Brown asked Vick whom he blamed for what happened.
Vick said, "I blame me."
The "60 Minutes" piece recounted the downfall of Vick, who bankrolled and participated in an interstate dogfighting operation called Bad Newz Kennels on a farm he owned in rural Virginia. Police removed 66 injured dogs and exhumed the bodies of eight more. Vick pleaded guilty to being part of an operation that engaged in a litany of cruel acts upon animals that included beating, shooting, electrocuting and drowning them.
Brown said pointedly, "Horrific things, Michael."
Vick said, "It was wrong, man. I don't know how many times I got to say it. I mean, it was wrong. I feel tremendous hurt [by] what happened. I should have [taken] the initiation to stop it all. And I didn't. And I feel so bad about that now. I didn't step up. I wasn't a leader."
Brown asked if he agreed or disagreed that it showed "a lack of moral character" that he did not stop it.
Vick said, "I agree."
Brown asked Vick why he had been drawn to dogfighting, asking if he had been gripped by an "adrenalin rush" or "sense of competition."
"Regardless of what it was . . . it was wrong," said Vick, who was ordered by a judge to pay close to $1 million toward the rehabilitation and placement of the injured dogs.
Brown asked Vick if he understood why people are outraged by the deeds he committed.
"I understand why," said Vick. "And I will say it again. It sickens me to my stomach. The same feeling I am feeling right now is what people are feeling."
Brown asked what that feeling was.
Vick said, "Disgust. Pure disgust."
Brown asked when did he arrive at that, "When did the light go on?"
"When I was in prison, I was disgusted," said Vick, who has declared bankruptcy. "Because of what I let happen to those animals. I could have put a stop to it. I could have walked away from it. I could have shut the whole operation down."
Brown asked, "What was keeping you going?"
Vick said, "Not being able to tell certain people around me, 'We can't do this anymore. I'm concerned about my career. I'm concerned about my family.' ''
Brown asked how Vick would respond to "the cynics" who would say he is more concerned "that his career was hurt than dogs were hurt."
"Football don't even matter," said Vick, who told Brown that he "deserved to lose" the $135 million contract he had with the Falcons.

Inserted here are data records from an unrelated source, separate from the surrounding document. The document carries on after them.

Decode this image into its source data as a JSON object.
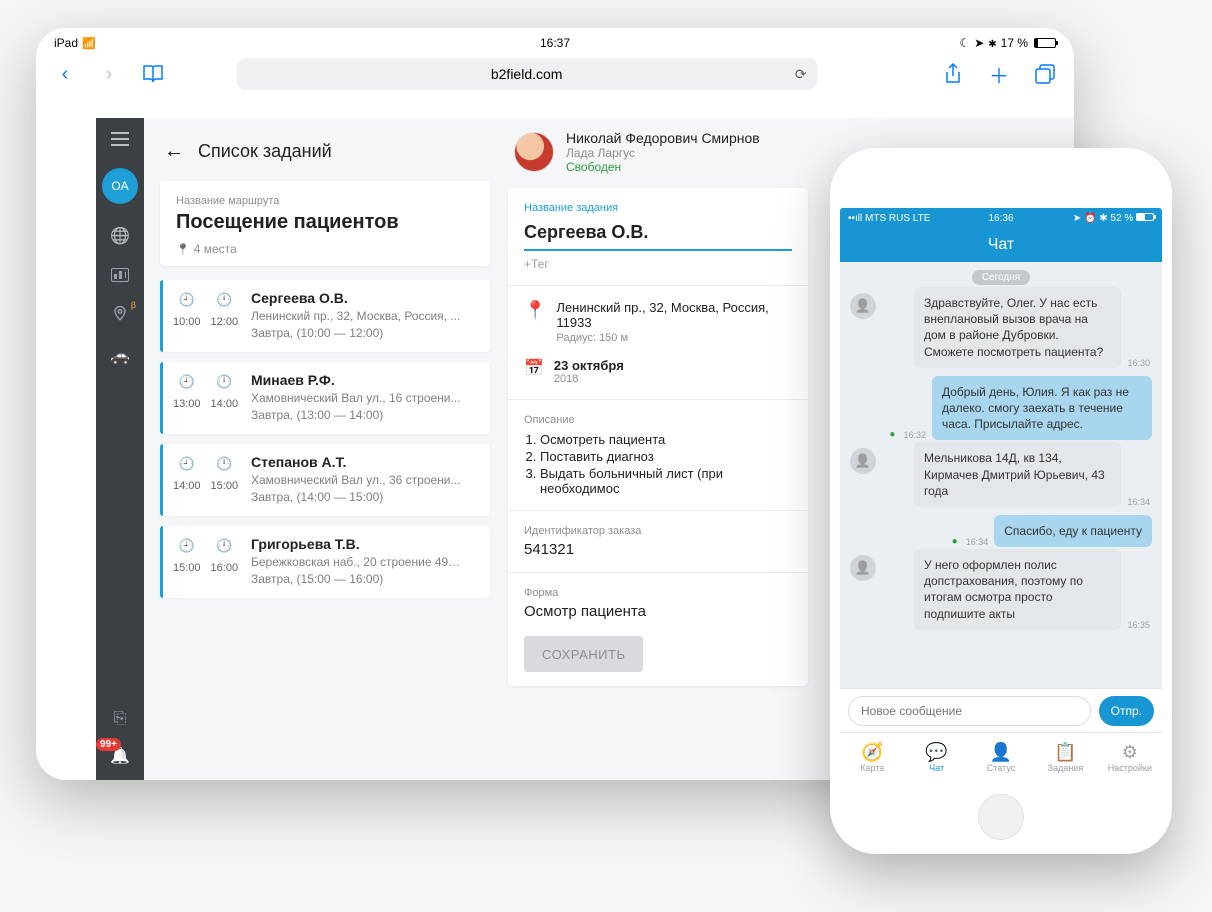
{
  "tablet": {
    "status": {
      "device": "iPad",
      "time": "16:37",
      "battery_pct": "17 %"
    },
    "safari": {
      "url": "b2field.com"
    },
    "sidebar": {
      "avatar": "OA",
      "beta": "β",
      "badge": "99+"
    },
    "list": {
      "back_title": "Список заданий",
      "route_label": "Название маршрута",
      "route_name": "Посещение пациентов",
      "places": "4 места",
      "visits": [
        {
          "from": "10:00",
          "to": "12:00",
          "name": "Сергеева О.В.",
          "addr": "Ленинский пр., 32, Москва, Россия, ...",
          "when": "Завтра, (10:00 — 12:00)"
        },
        {
          "from": "13:00",
          "to": "14:00",
          "name": "Минаев Р.Ф.",
          "addr": "Хамовнический Вал ул., 16 строени...",
          "when": "Завтра, (13:00 — 14:00)"
        },
        {
          "from": "14:00",
          "to": "15:00",
          "name": "Степанов А.Т.",
          "addr": "Хамовнический Вал ул., 36 строени...",
          "when": "Завтра, (14:00 — 15:00)"
        },
        {
          "from": "15:00",
          "to": "16:00",
          "name": "Григорьева Т.В.",
          "addr": "Бережковская наб., 20 строение 49, ...",
          "when": "Завтра, (15:00 — 16:00)"
        }
      ]
    },
    "assignee": {
      "name": "Николай Федорович Смирнов",
      "vehicle": "Лада Ларгус",
      "status": "Свободен"
    },
    "task": {
      "name_label": "Название задания",
      "name_value": "Сергеева О.В.",
      "tag": "+Тег",
      "address": "Ленинский пр., 32, Москва, Россия, 11933",
      "radius": "Радиус: 150 м",
      "date": "23 октября",
      "year": "2018",
      "desc_label": "Описание",
      "desc": [
        "Осмотреть пациента",
        "Поставить диагноз",
        "Выдать больничный лист (при необходимос"
      ],
      "order_label": "Идентификатор заказа",
      "order_id": "541321",
      "form_label": "Форма",
      "form_value": "Осмотр пациента",
      "save": "СОХРАНИТЬ"
    }
  },
  "phone": {
    "status": {
      "carrier": "MTS RUS  LTE",
      "time": "16:36",
      "battery_pct": "52 %",
      "signal": "••ıll"
    },
    "header": "Чат",
    "day": "Сегодня",
    "messages": [
      {
        "dir": "in",
        "text": "Здравствуйте, Олег. У нас есть внеплановый вызов врача на дом в районе Дубровки. Сможете посмотреть пациента?",
        "time": "16:30"
      },
      {
        "dir": "out",
        "text": "Добрый день, Юлия. Я как раз не далеко. смогу заехать в течение часа. Присылайте адрес.",
        "time": "16:32",
        "sent": true
      },
      {
        "dir": "in",
        "text": "Мельникова 14Д, кв 134, Кирмачев Дмитрий Юрьевич, 43 года",
        "time": "16:34"
      },
      {
        "dir": "out",
        "text": "Спасибо, еду к пациенту",
        "time": "16:34",
        "sent": true
      },
      {
        "dir": "in",
        "text": "У него оформлен полис допстрахования, поэтому по итогам осмотра просто подпишите акты",
        "time": "16:35"
      }
    ],
    "composer": {
      "placeholder": "Новое сообщение",
      "send": "Отпр."
    },
    "tabs": [
      {
        "label": "Карта",
        "icon": "🧭"
      },
      {
        "label": "Чат",
        "icon": "💬",
        "active": true
      },
      {
        "label": "Статус",
        "icon": "👤"
      },
      {
        "label": "Задания",
        "icon": "📋"
      },
      {
        "label": "Настройки",
        "icon": "⚙"
      }
    ]
  }
}
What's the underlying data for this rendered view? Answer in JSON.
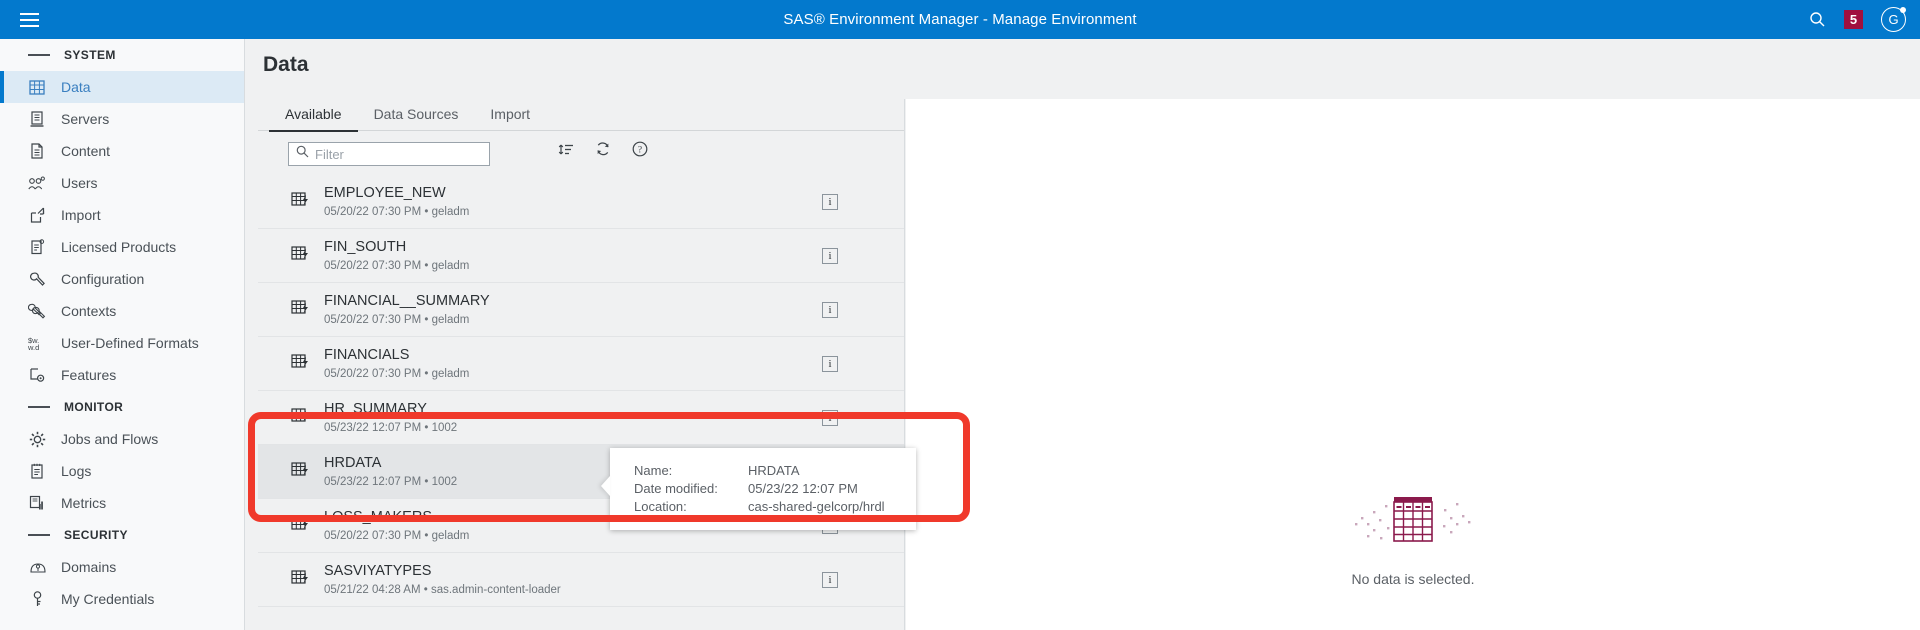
{
  "appbar": {
    "menu_icon": "hamburger-icon",
    "title": "SAS® Environment Manager - Manage Environment",
    "search_icon": "search-icon",
    "badge_count": "5",
    "avatar_initial": "G",
    "background": "#0379cd"
  },
  "sidebar": {
    "groups": [
      {
        "label": "SYSTEM",
        "items": [
          {
            "label": "Data",
            "icon": "table-grid-icon",
            "active": true
          },
          {
            "label": "Servers",
            "icon": "server-icon",
            "active": false
          },
          {
            "label": "Content",
            "icon": "document-icon",
            "active": false
          },
          {
            "label": "Users",
            "icon": "users-icon",
            "active": false
          },
          {
            "label": "Import",
            "icon": "import-arrow-icon",
            "active": false
          },
          {
            "label": "Licensed Products",
            "icon": "clipboard-icon",
            "active": false
          },
          {
            "label": "Configuration",
            "icon": "wrench-icon",
            "active": false
          },
          {
            "label": "Contexts",
            "icon": "double-wrench-icon",
            "active": false
          },
          {
            "label": "User-Defined Formats",
            "icon": "format-code-icon",
            "active": false
          },
          {
            "label": "Features",
            "icon": "features-gear-icon",
            "active": false
          }
        ]
      },
      {
        "label": "MONITOR",
        "items": [
          {
            "label": "Jobs and Flows",
            "icon": "gear-icon",
            "active": false
          },
          {
            "label": "Logs",
            "icon": "log-list-icon",
            "active": false
          },
          {
            "label": "Metrics",
            "icon": "bar-chart-icon",
            "active": false
          }
        ]
      },
      {
        "label": "SECURITY",
        "items": [
          {
            "label": "Domains",
            "icon": "domain-key-icon",
            "active": false
          },
          {
            "label": "My Credentials",
            "icon": "key-icon",
            "active": false
          }
        ]
      }
    ]
  },
  "main": {
    "page_title": "Data",
    "tabs": [
      {
        "label": "Available",
        "active": true
      },
      {
        "label": "Data Sources",
        "active": false
      },
      {
        "label": "Import",
        "active": false
      }
    ],
    "filter": {
      "placeholder": "Filter",
      "value": "",
      "icon": "search-icon"
    },
    "toolbar_icons": [
      {
        "name": "sort-icon"
      },
      {
        "name": "refresh-icon"
      },
      {
        "name": "help-icon"
      }
    ],
    "list": [
      {
        "name": "EMPLOYEE_NEW",
        "meta": "05/20/22 07:30 PM • geladm",
        "selected": false,
        "icon": "table-lightning-icon",
        "info_icon": "info-icon"
      },
      {
        "name": "FIN_SOUTH",
        "meta": "05/20/22 07:30 PM • geladm",
        "selected": false,
        "icon": "table-lightning-icon",
        "info_icon": "info-icon"
      },
      {
        "name": "FINANCIAL__SUMMARY",
        "meta": "05/20/22 07:30 PM • geladm",
        "selected": false,
        "icon": "table-lightning-icon",
        "info_icon": "info-icon"
      },
      {
        "name": "FINANCIALS",
        "meta": "05/20/22 07:30 PM • geladm",
        "selected": false,
        "icon": "table-lightning-icon",
        "info_icon": "info-icon"
      },
      {
        "name": "HR_SUMMARY",
        "meta": "05/23/22 12:07 PM • 1002",
        "selected": false,
        "icon": "table-lightning-icon",
        "info_icon": "info-icon"
      },
      {
        "name": "HRDATA",
        "meta": "05/23/22 12:07 PM • 1002",
        "selected": true,
        "icon": "table-lightning-icon",
        "info_icon": "info-icon"
      },
      {
        "name": "LOSS_MAKERS",
        "meta": "05/20/22 07:30 PM • geladm",
        "selected": false,
        "icon": "table-lightning-icon",
        "info_icon": "info-icon"
      },
      {
        "name": "SASVIYATYPES",
        "meta": "05/21/22 04:28 AM • sas.admin-content-loader",
        "selected": false,
        "icon": "table-lightning-icon",
        "info_icon": "info-icon"
      }
    ]
  },
  "tooltip": {
    "rows": [
      {
        "key": "Name:",
        "value": "HRDATA"
      },
      {
        "key": "Date modified:",
        "value": "05/23/22 12:07 PM"
      },
      {
        "key": "Location:",
        "value": "cas-shared-gelcorp/hrdl"
      }
    ]
  },
  "right_pane": {
    "empty_icon": "table-placeholder-icon",
    "empty_text": "No data is selected.",
    "accent_color": "#8b1a4c"
  },
  "annotation": {
    "name": "red-highlight-box",
    "color": "#f0392b"
  }
}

Vick also professed sorrow for lying to Falcons owner Arthur Blank, who stood by Vick as allegations against him grew.
The "60 Minutes" segment also included comments from former Indianapolis Colts head coach Tony Dungy, who has been appointed by NFL Commissioner Roger Goodell as a "mentor" to Vick; and Wayne Pacelle, the CEO and President of The Humane Society of the United States.
Both were supportive of Vick.
Dungy said, "There's a lot of young men, especially African-American young men, who need a chance . . . who did something wrong, but are looking to bounce back."
Pacelle said he hopes that Vick can become an "anti-dogfighting ambassador," especially among young people.
"Michael is somebody who needs to continue to demonstrate a commitment to this issue," said Pacelle. "That we were not interested if this was going to be a flash-in-the-pan involvement. And if Mike disappoints us, the public is going to see that."
Brown asked if he would remain committed.
Vick said he would let his actions speak louder than his words and that he would be "a living example of what not to do."